Texas just got put in timeout — and it's an expensive timeout.
On Wednesday, an appeals court ruled the Lone Star State's strict voter identification law is discriminatory.
The law has bounced around in courts basically since its passage in 2011, and according to the Texas Tribune, the state has spent more than $3 million trying to defend it.
Currently, Texas requires nearly every voter to show a photo ID — like a valid driver's license, passport or military ID. The law was created in the name of preventing voter fraud.
But opponents of the law, and a majority of the appellate judges who heard the case, agree that it unfairly blocks certain people from voting — namely African-Americans and Hispanics.
In its decision, the appeals court ordered a lower court to make some changes before the November election rolls around.
The fight over voter ID laws isn't going anywhere — the issue is being debated in courtrooms all over the country.

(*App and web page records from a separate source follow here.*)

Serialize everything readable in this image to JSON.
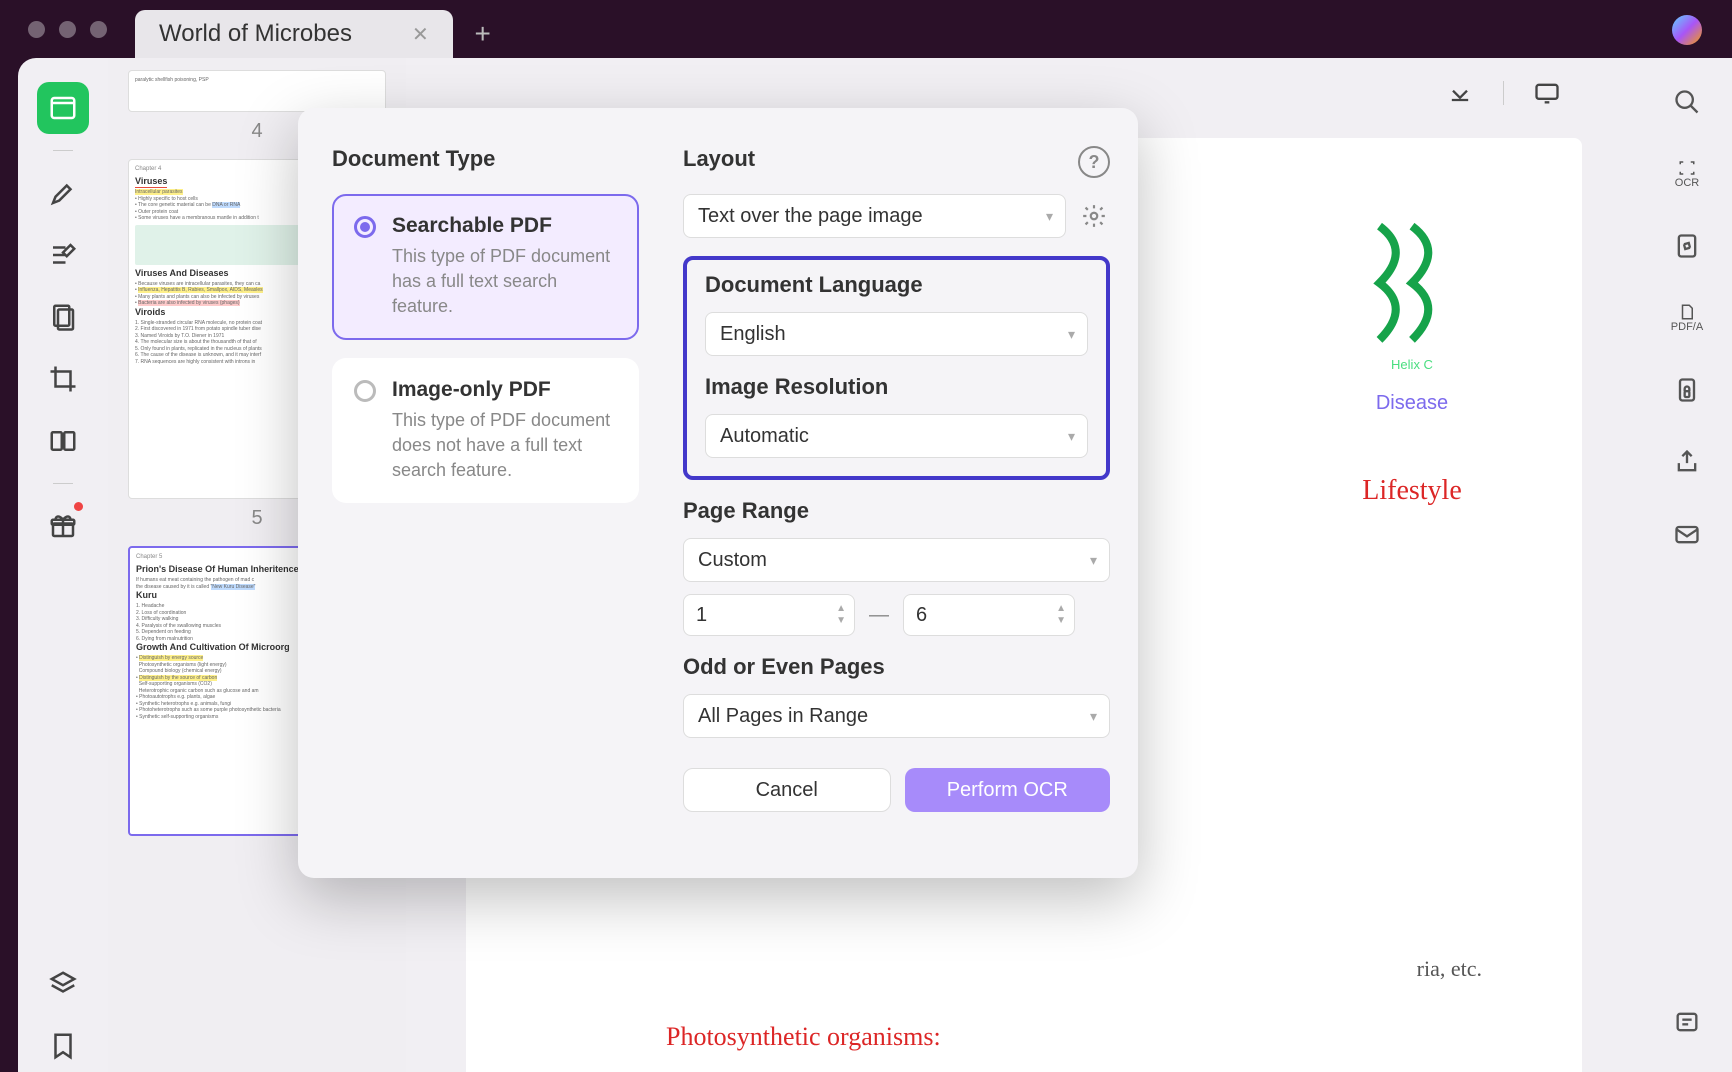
{
  "app": {
    "tab_title": "World of Microbes"
  },
  "thumbnails": {
    "pages": [
      {
        "num": "4",
        "chapter": "Chapter 4",
        "title": "Viruses",
        "sub1": "Viruses And Diseases",
        "sub2": "Viroids"
      },
      {
        "num": "5",
        "chapter": "Chapter 5",
        "title": "Prion's Disease Of Human Inheritence",
        "sub1": "Kuru",
        "sub2": "Growth And Cultivation Of Microorg"
      }
    ]
  },
  "dialog": {
    "left_title": "Document Type",
    "options": {
      "searchable": {
        "title": "Searchable PDF",
        "desc": "This type of PDF document has a full text search feature."
      },
      "image_only": {
        "title": "Image-only PDF",
        "desc": "This type of PDF document does not have a full text search feature."
      }
    },
    "layout": {
      "label": "Layout",
      "value": "Text over the page image"
    },
    "language": {
      "label": "Document Language",
      "value": "English"
    },
    "resolution": {
      "label": "Image Resolution",
      "value": "Automatic"
    },
    "page_range": {
      "label": "Page Range",
      "value": "Custom",
      "from": "1",
      "to": "6"
    },
    "odd_even": {
      "label": "Odd or Even Pages",
      "value": "All Pages in Range"
    },
    "cancel": "Cancel",
    "perform": "Perform OCR"
  },
  "document": {
    "helix_label": "Helix C",
    "disease": "Disease",
    "lifestyle": "Lifestyle",
    "etc": "ria, etc.",
    "photo": "Photosynthetic organisms:"
  },
  "right_icons": {
    "ocr": "OCR",
    "pdfa": "PDF/A"
  }
}
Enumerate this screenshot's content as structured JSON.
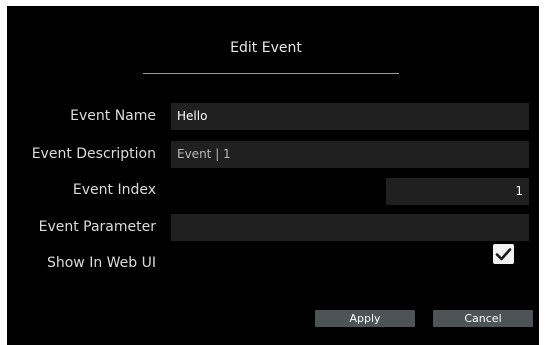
{
  "dialog": {
    "title": "Edit Event",
    "fields": {
      "event_name": {
        "label": "Event Name",
        "value": "Hello"
      },
      "event_description": {
        "label": "Event Description",
        "value": "Event | 1"
      },
      "event_index": {
        "label": "Event Index",
        "value": "1"
      },
      "event_parameter": {
        "label": "Event Parameter",
        "value": ""
      },
      "show_in_web_ui": {
        "label": "Show In Web UI",
        "checked": true
      }
    },
    "buttons": {
      "apply": "Apply",
      "cancel": "Cancel"
    }
  }
}
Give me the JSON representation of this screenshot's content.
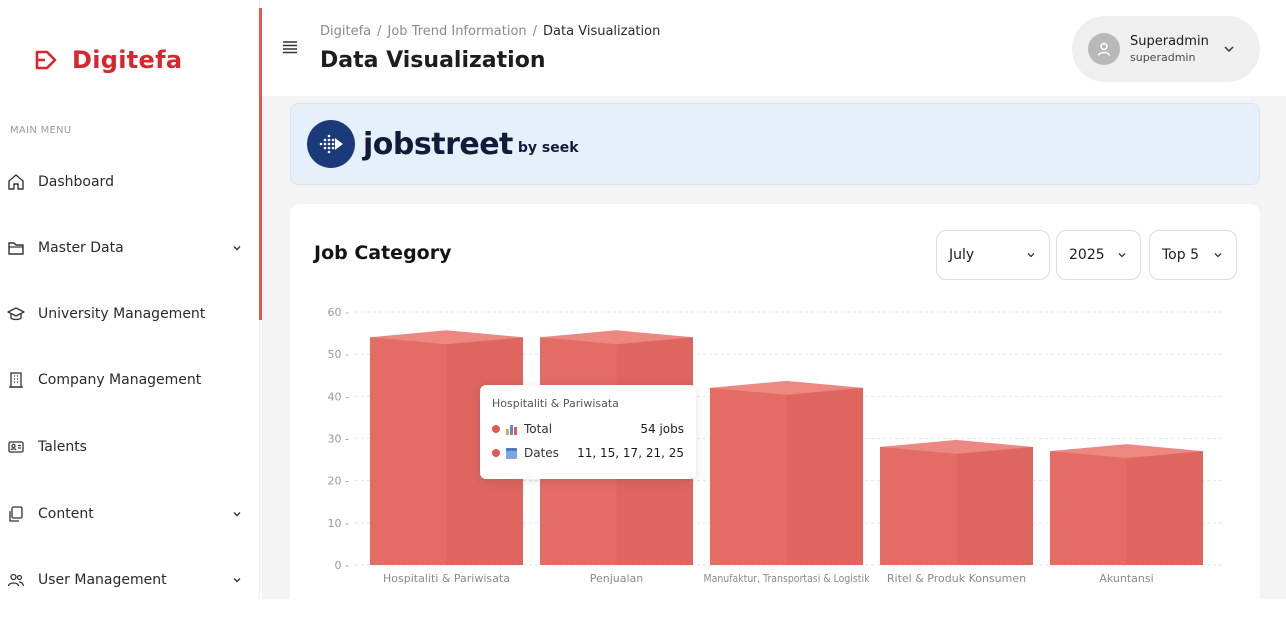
{
  "app": {
    "brand_name": "Digitefa"
  },
  "sidebar": {
    "section_label": "MAIN MENU",
    "items": [
      {
        "label": "Dashboard",
        "icon": "home-icon",
        "has_submenu": false
      },
      {
        "label": "Master Data",
        "icon": "folder-icon",
        "has_submenu": true
      },
      {
        "label": "University Management",
        "icon": "graduation-cap-icon",
        "has_submenu": false
      },
      {
        "label": "Company Management",
        "icon": "building-icon",
        "has_submenu": false
      },
      {
        "label": "Talents",
        "icon": "id-card-icon",
        "has_submenu": false
      },
      {
        "label": "Content",
        "icon": "copy-icon",
        "has_submenu": true
      },
      {
        "label": "User Management",
        "icon": "users-icon",
        "has_submenu": true
      }
    ]
  },
  "header": {
    "breadcrumb": [
      "Digitefa",
      "Job Trend Information",
      "Data Visualization"
    ],
    "breadcrumb_separator": "/",
    "title": "Data Visualization",
    "user": {
      "name": "Superadmin",
      "role": "superadmin"
    }
  },
  "banner": {
    "brand": "jobstreet",
    "suffix": "by seek"
  },
  "card": {
    "title": "Job Category",
    "filters": {
      "month": "July",
      "year": "2025",
      "top": "Top 5"
    }
  },
  "tooltip": {
    "category": "Hospitaliti & Pariwisata",
    "rows": [
      {
        "name": "Total",
        "value": "54 jobs"
      },
      {
        "name": "Dates",
        "value": "11, 15, 17, 21, 25"
      }
    ]
  },
  "colors": {
    "accent": "#d9252d",
    "bar": "#e36c65",
    "bar_top": "#ec8782",
    "bar_dark": "#d85c55"
  },
  "chart_data": {
    "type": "bar",
    "categories": [
      "Hospitaliti & Pariwisata",
      "Penjualan",
      "Manufaktur, Transportasi & Logistik",
      "Ritel & Produk Konsumen",
      "Akuntansi"
    ],
    "values": [
      54,
      54,
      42,
      28,
      27
    ],
    "ylim": [
      0,
      60
    ],
    "yticks": [
      0,
      10,
      20,
      30,
      40,
      50,
      60
    ],
    "grid": true,
    "title": "",
    "xlabel": "",
    "ylabel": ""
  }
}
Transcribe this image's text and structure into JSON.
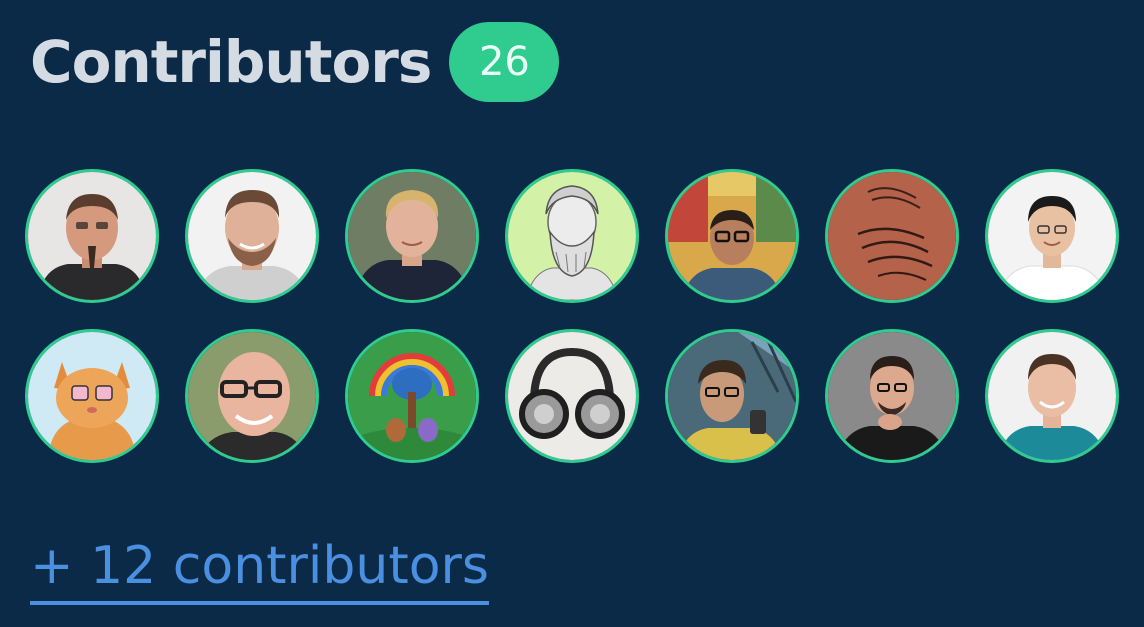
{
  "header": {
    "title": "Contributors",
    "count": "26"
  },
  "avatars": [
    {
      "icon": "avatar-photo",
      "subject": "man-with-goatee"
    },
    {
      "icon": "avatar-photo",
      "subject": "smiling-man-with-beard"
    },
    {
      "icon": "avatar-photo",
      "subject": "blond-man-in-hoodie"
    },
    {
      "icon": "avatar-photo",
      "subject": "bearded-philosopher-bust"
    },
    {
      "icon": "avatar-photo",
      "subject": "man-with-glasses-by-mural"
    },
    {
      "icon": "avatar-photo",
      "subject": "scribble-drawing"
    },
    {
      "icon": "avatar-photo",
      "subject": "smiling-man-white-shirt"
    },
    {
      "icon": "avatar-photo",
      "subject": "orange-cat-with-glasses"
    },
    {
      "icon": "avatar-photo",
      "subject": "bald-man-with-glasses"
    },
    {
      "icon": "avatar-photo",
      "subject": "rainbow-tree-painting"
    },
    {
      "icon": "avatar-photo",
      "subject": "headphones"
    },
    {
      "icon": "avatar-photo",
      "subject": "man-with-glasses-outdoors"
    },
    {
      "icon": "avatar-photo",
      "subject": "man-with-hand-on-chin"
    },
    {
      "icon": "avatar-photo",
      "subject": "smiling-man-teal-shirt"
    }
  ],
  "more": {
    "label": "+ 12 contributors"
  },
  "colors": {
    "background": "#0b2a48",
    "accent": "#2fcb8f",
    "link": "#4a8fe0",
    "title": "#d5dbe3"
  }
}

In response to the ruling, Texas' attorney general said, "Preventing voter fraud is essential to accurately reflecting the will of Texas voters during elections, and it is unfortunate that this common-sense law, providing protections against fraud, was not upheld in its entirety."